Al Hasni said he’s confident Oman will reach its goal of having 6 percent of its gross domestic product come from non-energy sources, with the seafood industry playing a significant role in that push. He said the country is capable of producing over 700,000 MT of seafood per year.

“I think we can reach even more than that, to be honest. There is a huge demand for the fish products, especially when it comes to value-added products,” Al Hasni said. “I would say it’s just a matter of getting the resources and, for Simak, getting the certifications the market demands, such as Friend of the Sea, Dolphin-Safe, HACCP, ISO, IFC, and BRC; we have applied for them, and we are going to get them. We will also be one of the first companies in Oman to get MarinTrust certification for our fish oil.”

Al Hasni said he’s not worried about the war in Yemen interfering with Oman’s economic development.

“Oman is a well-stabilized country when it comes to political issues. We don't have any problems, and I don't think we're going to have any problems with any of the countries within the region or around the globe,” he said.

Oman Pelagic CEO Dawood Al Wahaibi, who is also an FDO board member, said he’s proud of the progress that has been made in developing the country’s seafood industry.

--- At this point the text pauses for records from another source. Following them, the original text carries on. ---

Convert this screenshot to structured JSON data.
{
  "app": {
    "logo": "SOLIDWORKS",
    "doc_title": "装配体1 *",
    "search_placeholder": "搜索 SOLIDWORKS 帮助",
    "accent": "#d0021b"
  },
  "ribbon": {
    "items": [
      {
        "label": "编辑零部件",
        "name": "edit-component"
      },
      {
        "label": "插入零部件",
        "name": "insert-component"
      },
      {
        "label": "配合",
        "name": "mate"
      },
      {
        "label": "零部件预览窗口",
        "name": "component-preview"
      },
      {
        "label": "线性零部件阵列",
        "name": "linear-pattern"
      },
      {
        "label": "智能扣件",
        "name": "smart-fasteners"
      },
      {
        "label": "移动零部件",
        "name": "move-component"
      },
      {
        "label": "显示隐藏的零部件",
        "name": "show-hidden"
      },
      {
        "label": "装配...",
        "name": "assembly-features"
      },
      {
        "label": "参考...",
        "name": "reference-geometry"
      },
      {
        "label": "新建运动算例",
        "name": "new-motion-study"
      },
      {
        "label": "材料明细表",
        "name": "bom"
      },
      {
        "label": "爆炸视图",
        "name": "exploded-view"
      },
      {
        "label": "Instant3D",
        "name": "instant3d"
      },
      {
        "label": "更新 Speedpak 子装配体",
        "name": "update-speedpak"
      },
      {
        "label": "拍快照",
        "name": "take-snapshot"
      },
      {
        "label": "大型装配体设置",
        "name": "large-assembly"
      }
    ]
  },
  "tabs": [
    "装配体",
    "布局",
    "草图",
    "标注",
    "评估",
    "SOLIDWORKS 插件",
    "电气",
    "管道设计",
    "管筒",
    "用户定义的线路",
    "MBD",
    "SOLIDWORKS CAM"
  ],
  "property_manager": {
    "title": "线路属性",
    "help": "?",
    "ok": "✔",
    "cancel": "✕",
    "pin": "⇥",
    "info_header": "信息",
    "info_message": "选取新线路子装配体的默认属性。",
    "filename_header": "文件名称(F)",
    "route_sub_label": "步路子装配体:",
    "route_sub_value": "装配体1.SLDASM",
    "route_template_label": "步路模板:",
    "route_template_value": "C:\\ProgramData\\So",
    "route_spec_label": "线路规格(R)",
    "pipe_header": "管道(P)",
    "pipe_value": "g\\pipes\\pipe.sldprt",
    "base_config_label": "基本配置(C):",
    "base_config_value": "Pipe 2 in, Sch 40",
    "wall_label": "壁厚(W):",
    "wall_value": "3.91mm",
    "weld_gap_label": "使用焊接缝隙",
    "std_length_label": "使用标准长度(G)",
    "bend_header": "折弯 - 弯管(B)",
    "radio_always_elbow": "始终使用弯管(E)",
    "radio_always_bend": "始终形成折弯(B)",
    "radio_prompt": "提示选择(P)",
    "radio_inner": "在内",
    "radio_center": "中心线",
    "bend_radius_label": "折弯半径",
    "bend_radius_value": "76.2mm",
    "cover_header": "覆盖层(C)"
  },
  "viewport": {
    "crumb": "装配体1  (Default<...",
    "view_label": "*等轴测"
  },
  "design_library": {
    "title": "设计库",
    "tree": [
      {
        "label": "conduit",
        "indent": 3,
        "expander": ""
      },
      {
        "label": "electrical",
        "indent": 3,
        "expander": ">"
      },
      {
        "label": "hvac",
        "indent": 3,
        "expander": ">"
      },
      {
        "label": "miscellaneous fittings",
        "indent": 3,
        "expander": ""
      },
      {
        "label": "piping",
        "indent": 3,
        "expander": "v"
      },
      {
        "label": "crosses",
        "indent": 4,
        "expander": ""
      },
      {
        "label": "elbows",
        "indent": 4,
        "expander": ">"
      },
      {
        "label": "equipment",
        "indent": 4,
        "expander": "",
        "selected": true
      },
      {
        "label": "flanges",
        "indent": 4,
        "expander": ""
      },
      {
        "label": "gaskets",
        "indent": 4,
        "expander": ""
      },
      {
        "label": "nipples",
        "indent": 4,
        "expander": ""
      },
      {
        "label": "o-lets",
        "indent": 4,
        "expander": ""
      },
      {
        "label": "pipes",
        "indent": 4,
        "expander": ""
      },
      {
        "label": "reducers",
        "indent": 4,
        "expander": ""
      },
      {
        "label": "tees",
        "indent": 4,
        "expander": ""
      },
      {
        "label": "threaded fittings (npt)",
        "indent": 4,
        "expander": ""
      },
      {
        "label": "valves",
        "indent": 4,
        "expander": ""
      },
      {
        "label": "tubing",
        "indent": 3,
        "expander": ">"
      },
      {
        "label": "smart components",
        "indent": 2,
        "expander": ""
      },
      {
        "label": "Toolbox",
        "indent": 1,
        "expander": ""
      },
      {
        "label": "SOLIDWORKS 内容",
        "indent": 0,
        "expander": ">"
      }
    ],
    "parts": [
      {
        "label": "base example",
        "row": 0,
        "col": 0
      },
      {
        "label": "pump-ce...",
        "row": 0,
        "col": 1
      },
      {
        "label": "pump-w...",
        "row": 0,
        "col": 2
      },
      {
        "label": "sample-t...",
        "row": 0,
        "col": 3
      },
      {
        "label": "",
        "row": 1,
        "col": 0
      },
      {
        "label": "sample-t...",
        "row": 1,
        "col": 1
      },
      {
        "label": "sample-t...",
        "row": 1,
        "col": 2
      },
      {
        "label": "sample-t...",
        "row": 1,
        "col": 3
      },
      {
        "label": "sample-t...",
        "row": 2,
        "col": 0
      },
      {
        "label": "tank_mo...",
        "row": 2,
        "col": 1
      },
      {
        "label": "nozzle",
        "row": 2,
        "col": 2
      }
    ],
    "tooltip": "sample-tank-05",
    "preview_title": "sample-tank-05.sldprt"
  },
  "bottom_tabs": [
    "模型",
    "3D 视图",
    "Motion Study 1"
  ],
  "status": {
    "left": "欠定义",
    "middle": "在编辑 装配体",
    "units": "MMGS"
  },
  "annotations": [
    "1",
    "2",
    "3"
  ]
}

“The government has made the decision to invest in meaningful projects and assets in order to have a catalyst for diversification of the economy and to provide more jobs, especially for those who are living by the shore,” he told SeafoodSource. “Oman’s coastline is 3,000 kilometers long. It’s satisfying to see we are advancing on so many fronts in returning to the country’s roots as a fishing nation.”

Oman Pelagic is supplying Simak with tuna through the Acila, an 84-meter newbuild trawler launched in August 2023. A second newbuild trawler that will undergo sea trials in May is scheduled for delivery soon after. Al Wahaibi said he wants to continue to expand the company’s presence in the Indian Ocean tuna fishery.

“Two [vessels] are a good to start to the operation, but in order to capitalize on the situation in the Indian Ocean, I think there is a reasonable reason for expanding," he said. "Building more vessels will take a long time, so maybe we will go for a joint venture or see what's available on the market.”

The completion of the Simak cannery is the first step of the second phase of the larger plan to transform Oman’s seafood industry, according to Al Wahaibi.

“Phase 1 was all the planning, all of the upstream, creating the culture, getting the technology in place, and that is completed or nearly completed,” he said. “Now, we go into the further offering of doing outreach to customers and gathering information on potential customers abroad.”

He said he expects FDO to make an announcement containing details of its downstream approach in early summer.

While the Simak plant opening has been a success story thus far, Al Wahaibi acknowledged Oman’s development of its aquaculture sector has ...

SeafoodSource Premium

Become a Premium member to unlock the rest of this article.

Continue reading ›

Already a member? Log in ›


Want seafood news sent to your inbox?

You may unsubscribe from our mailing list at any time. Diversified Communications | 121 Free Street, Portland, ME 04101 | +1 207-842-5500
Editor's Choice